Earlier this month, I had the pleasure of speaking at the Nonprofit Centers Network (NCN) conference, Building Opportunities, in Vancouver, BC. NCN is the bi-national organization that has taken the lead in promoting and enhancing the development and operation of shared spaces. If you want to learn about model one-stop hubs and see cutting edge projects around the continent, this is the group with which to connect.
This is the third NCN meeting at which I have spoken. The panel discussion I developed focused on serving clients, often a missing piece for me at these gatherings which provide exceptional information on financing and building centers and sharing back-office services. The topic: Beyond Colocation: Enhanced Services for Clients.
The benefits to clients of colocating agencies (setting multiple services in one location) are obvious in the human services arena. Most people who need help require an array of services provided by more than one organization. Those using medical services need mental health supports. Families seeking housing may need financial counseling. The examples are endless. Where services are located next to one another, clients can easily find the many programs they need.
But what happens when the services provided are not enough? What happens when financial, language or other barriers limit the ability to navigate to services. Or when the services are not there? What is the role of a one stop center? What do we provide beyond colocation for people seeking help?
We believe our job is to provide someone with whom people can talk and receive help navigating what is often a very difficult system. Years ago a “wayfinding expert” (we thought we hired a “sign guy”) taught us that no matter how sophisticated your signage, 15% of people will always want to talk directly to someone face to face. If that is true of getting from point A to point B, imagine the need to talk face to face while discussing your mother’s financial distress or your child’s mental illness.
One-stop centers do not come commonly with an information and referral expert, I have learned from NCN events. This is something that needs to be envisioned, planned and funded. At Together Center, we have full-time referral help. At our Front Door, we have also added advocates, a Cultural Navigator Program, free public phones, a touchscreen navigation system and much more.

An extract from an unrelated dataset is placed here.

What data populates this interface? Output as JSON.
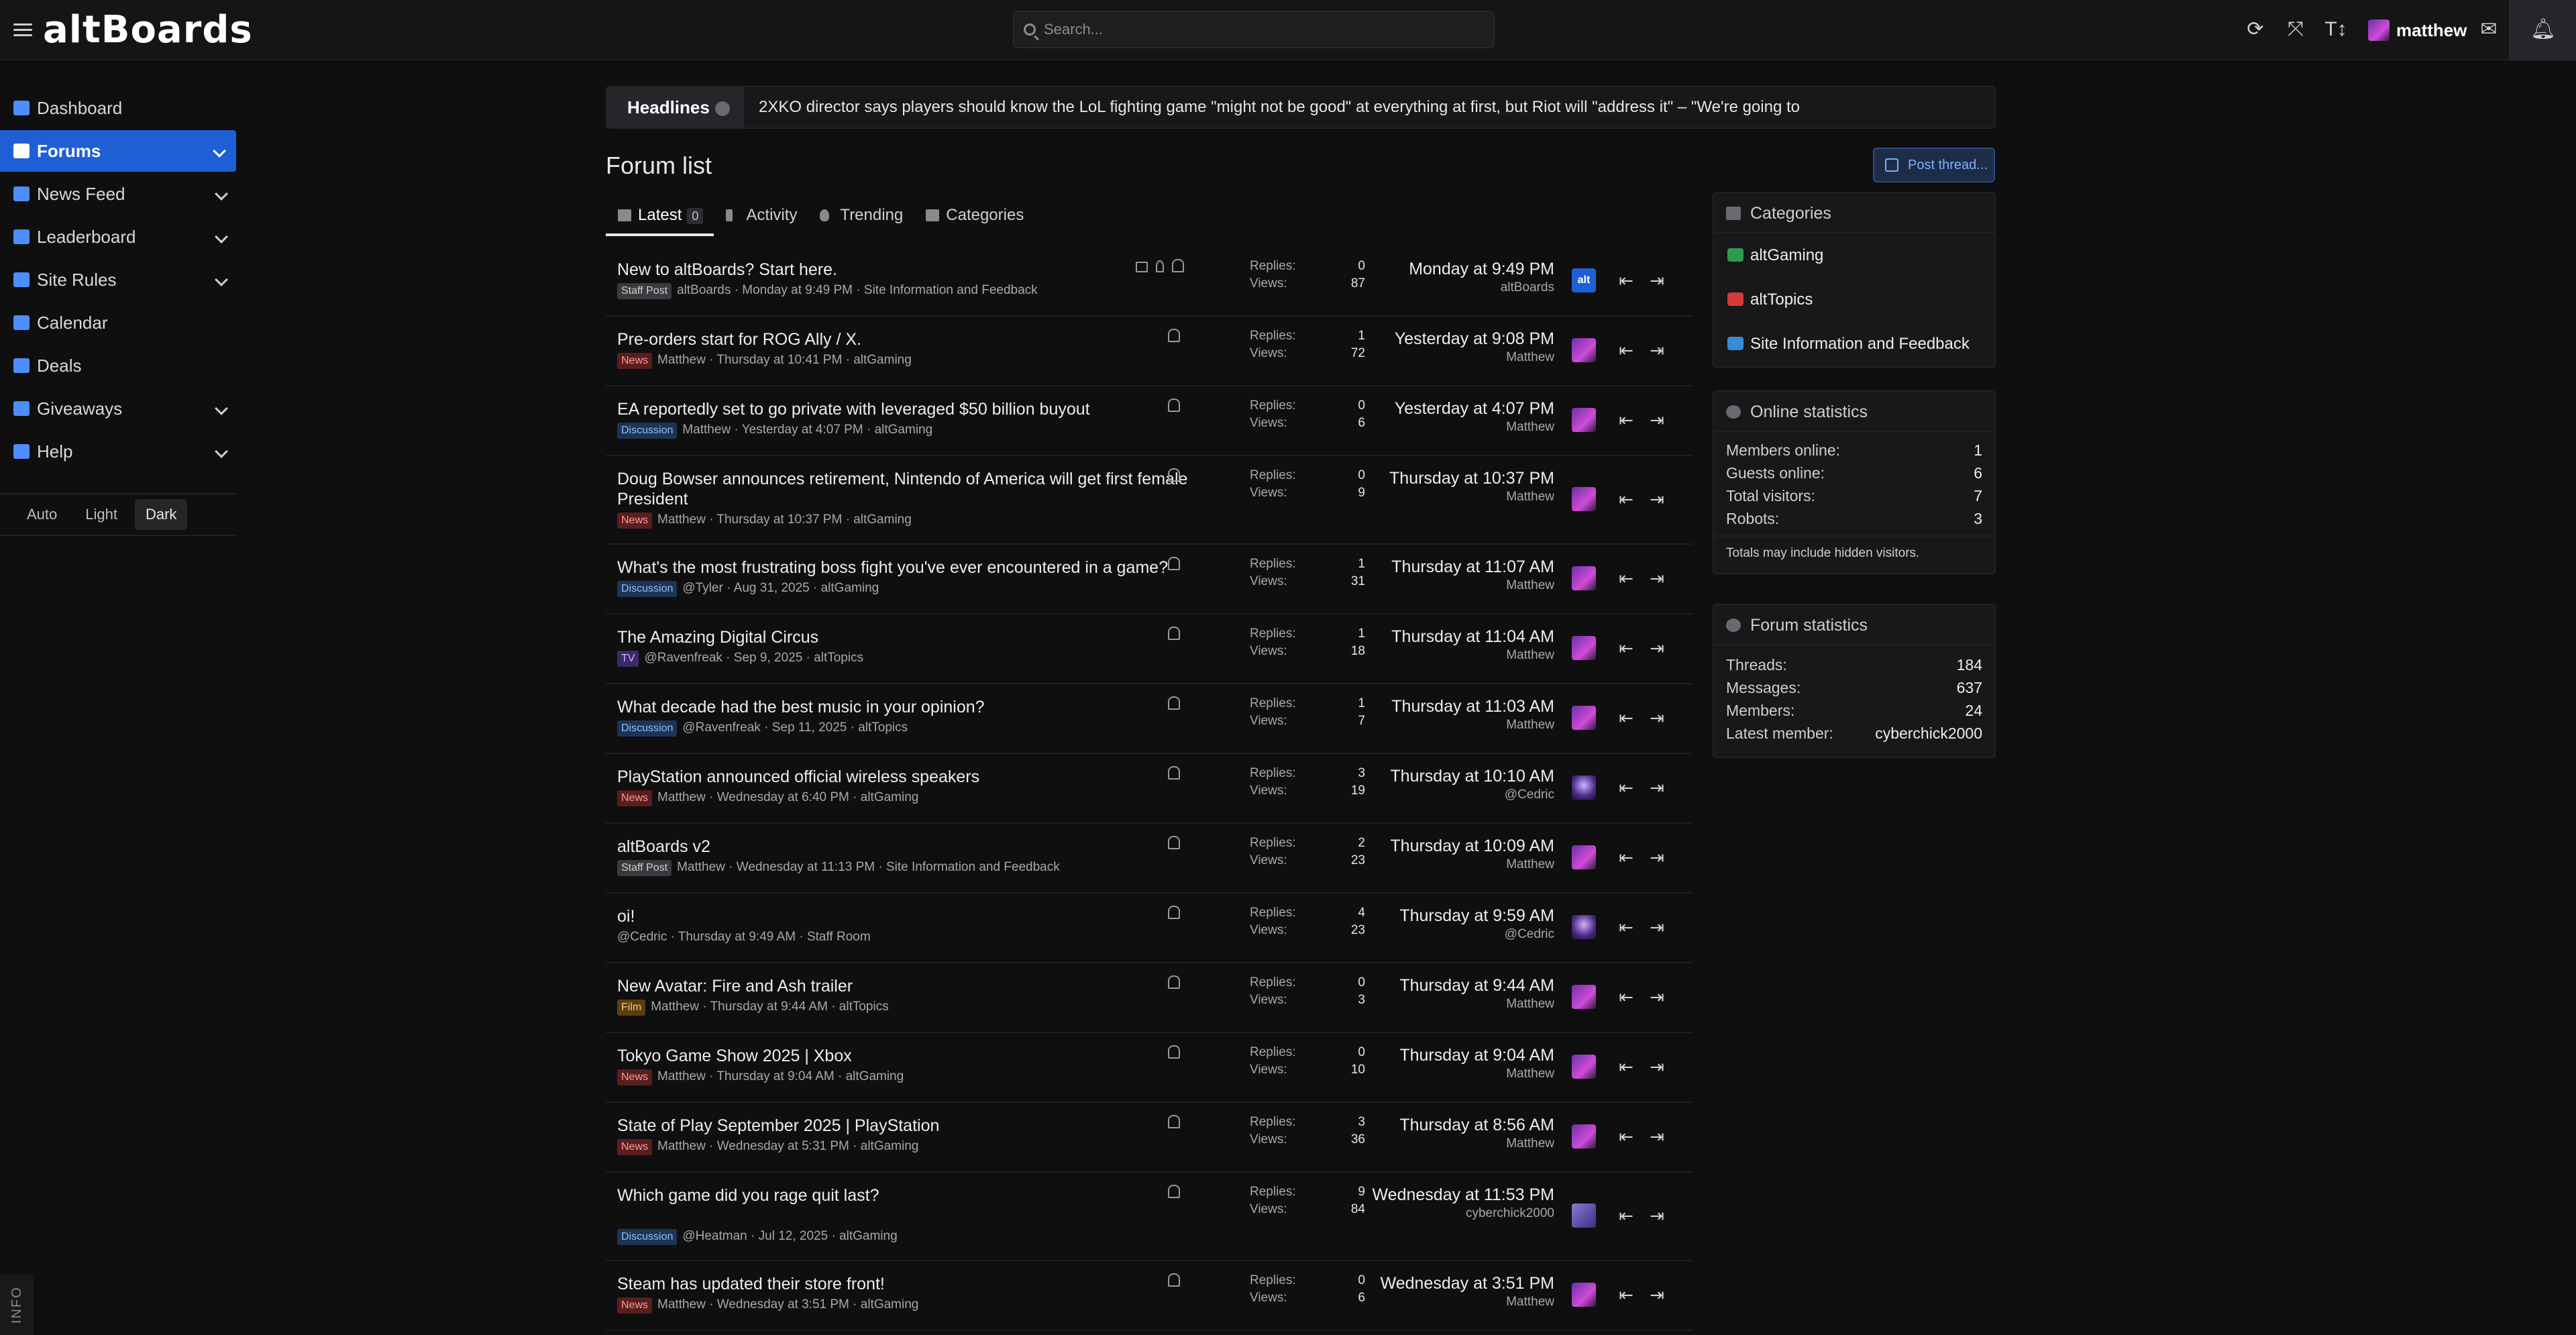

Colocation is key to our ability to leverage the services of 20 agencies. Thinking beyond colocation is how we are doing more for people seeking help.